A2C joins agreement with English actors’ union

The association representing agencies in Quebec will join negotiations for a new NCA over the next year.

The Association des agences de communication créative (A2C), the organization representing agencies in Quebec, has joined the Association of Canadian Advertisers (ACA) in recognizing a new National Commercial Agreement for working with English talent in their ads.

The NCA is the document governing how brands and their agencies are to engage English-language actors and other performers for commercial work, covering 28,000 ACTRA members.

A new agreement was reached in April, and the deal came into effect on June 1 for a shorter-than-usual one-year term. The main change to the agreement was a 2% increase in rates, meant to give performers a much-needed pay raise while ACTRA and ACA continued negotiations around “modernizing and simplifying” the rest of the NCA.

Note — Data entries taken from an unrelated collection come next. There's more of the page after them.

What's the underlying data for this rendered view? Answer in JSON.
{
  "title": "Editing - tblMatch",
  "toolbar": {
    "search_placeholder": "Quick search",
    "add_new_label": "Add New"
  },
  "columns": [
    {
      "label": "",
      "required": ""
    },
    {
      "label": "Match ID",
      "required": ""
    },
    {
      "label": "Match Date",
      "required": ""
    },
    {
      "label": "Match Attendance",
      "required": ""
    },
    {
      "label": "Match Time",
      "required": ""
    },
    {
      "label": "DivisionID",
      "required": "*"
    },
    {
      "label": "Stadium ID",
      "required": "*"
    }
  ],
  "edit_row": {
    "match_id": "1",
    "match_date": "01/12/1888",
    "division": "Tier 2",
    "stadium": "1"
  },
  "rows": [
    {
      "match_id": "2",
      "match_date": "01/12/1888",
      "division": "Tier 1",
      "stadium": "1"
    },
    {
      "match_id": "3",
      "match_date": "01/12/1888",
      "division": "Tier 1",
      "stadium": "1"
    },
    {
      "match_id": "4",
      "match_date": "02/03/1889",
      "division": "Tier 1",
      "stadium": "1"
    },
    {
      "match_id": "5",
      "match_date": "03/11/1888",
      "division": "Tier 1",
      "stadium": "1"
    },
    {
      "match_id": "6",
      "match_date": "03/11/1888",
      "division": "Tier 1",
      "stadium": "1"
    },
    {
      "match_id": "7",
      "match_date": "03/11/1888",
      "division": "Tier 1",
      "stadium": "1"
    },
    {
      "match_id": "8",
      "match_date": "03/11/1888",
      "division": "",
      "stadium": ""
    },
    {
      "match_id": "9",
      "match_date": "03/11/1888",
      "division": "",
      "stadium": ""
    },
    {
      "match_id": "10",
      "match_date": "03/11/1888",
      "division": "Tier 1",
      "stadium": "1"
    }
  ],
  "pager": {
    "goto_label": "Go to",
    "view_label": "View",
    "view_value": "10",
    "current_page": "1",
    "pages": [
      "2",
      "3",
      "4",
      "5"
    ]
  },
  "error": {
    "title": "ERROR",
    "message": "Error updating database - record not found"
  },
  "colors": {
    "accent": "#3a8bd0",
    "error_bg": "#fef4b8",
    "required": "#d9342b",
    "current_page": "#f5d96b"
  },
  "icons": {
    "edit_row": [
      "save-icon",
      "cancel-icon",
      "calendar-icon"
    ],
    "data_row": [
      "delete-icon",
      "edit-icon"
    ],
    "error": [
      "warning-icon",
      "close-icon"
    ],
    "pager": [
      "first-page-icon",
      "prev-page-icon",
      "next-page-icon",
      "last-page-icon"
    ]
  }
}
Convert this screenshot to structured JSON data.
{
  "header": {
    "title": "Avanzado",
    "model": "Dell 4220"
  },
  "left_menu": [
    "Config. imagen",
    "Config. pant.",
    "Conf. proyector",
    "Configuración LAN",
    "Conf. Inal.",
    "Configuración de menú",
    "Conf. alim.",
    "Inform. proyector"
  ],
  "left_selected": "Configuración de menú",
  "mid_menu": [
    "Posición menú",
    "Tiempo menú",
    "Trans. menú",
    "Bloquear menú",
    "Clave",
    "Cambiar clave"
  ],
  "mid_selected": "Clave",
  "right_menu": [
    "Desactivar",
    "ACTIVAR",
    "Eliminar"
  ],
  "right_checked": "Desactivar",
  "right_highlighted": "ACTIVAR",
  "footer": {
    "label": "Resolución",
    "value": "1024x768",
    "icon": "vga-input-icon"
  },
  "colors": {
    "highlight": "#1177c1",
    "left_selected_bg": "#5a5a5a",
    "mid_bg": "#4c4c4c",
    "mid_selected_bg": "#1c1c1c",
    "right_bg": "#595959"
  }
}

Now that it is on board, an A2C representative will also be part of those negotiations over the next year. Though the A2C’s 80-plus members include several national and international agencies – such as Cossette, Ogilvy, FCB, Lg2, Sid Lee and Rethink – the agreement will only apply to their Quebec offices.

“This agreement will help ensure stability in Quebec’s commercial industry and facilitate fair and plentiful work for Quebec talent in addition of having a voice in modernizing the NCA,” said Dominique Villeneuve, president and CEO of A2C, in a statement.

The other major change in the NCA is that the ICA is no longer a co-administrator of the agreement. The ICA had been pushing for an opt-out provision it said would allow it to “level the playing field” with agencies it said had been able to operate outside the terms of the NCA, something ACTRA said it could not agree to, as it would allow agencies to decide when they would and would not agree to the deal’s terms. When a mediator declared an impasse after a new agreement could not be reached by the April 26 deadline, the ICA declared its position was that the NCA expired. ACTRA and the ACA, however, continued negotiations and reached the new deal. The ICA says it is not bound by the terms of the new deal, while ACTRA’s position is that the ICA is engaged in a lockout of its members.

That resulted in ACTRA filing a complaint with the Ontario Labour Relations Board, alleging the ICA bargained in bad faith by demanding to reduce the scope of ACTRA’s bargaining rights to the point it created a deadlock.

The NCA only covers engaging performers in English. Relations with French-language performers are governed by a pair of agreements with the Union Des Artistes (UDA): the Internet and New Media Agreement (which expired in 2018) and the TV/Radio Agreement (which expired in 2015). Both agreements have remained in effect since they expired, though all parties agreed to “improvements” to TV/Radio Agreement in 2020.

Negotiations to renew both the Internet and New Media Agreement and the TV/Radio Agreement resumed in early May after being placed on hold during the pandemic. Those talks include the ICA, which comes together with the A2C and ACA to form the Association des Joint Producers and negotiate the deal.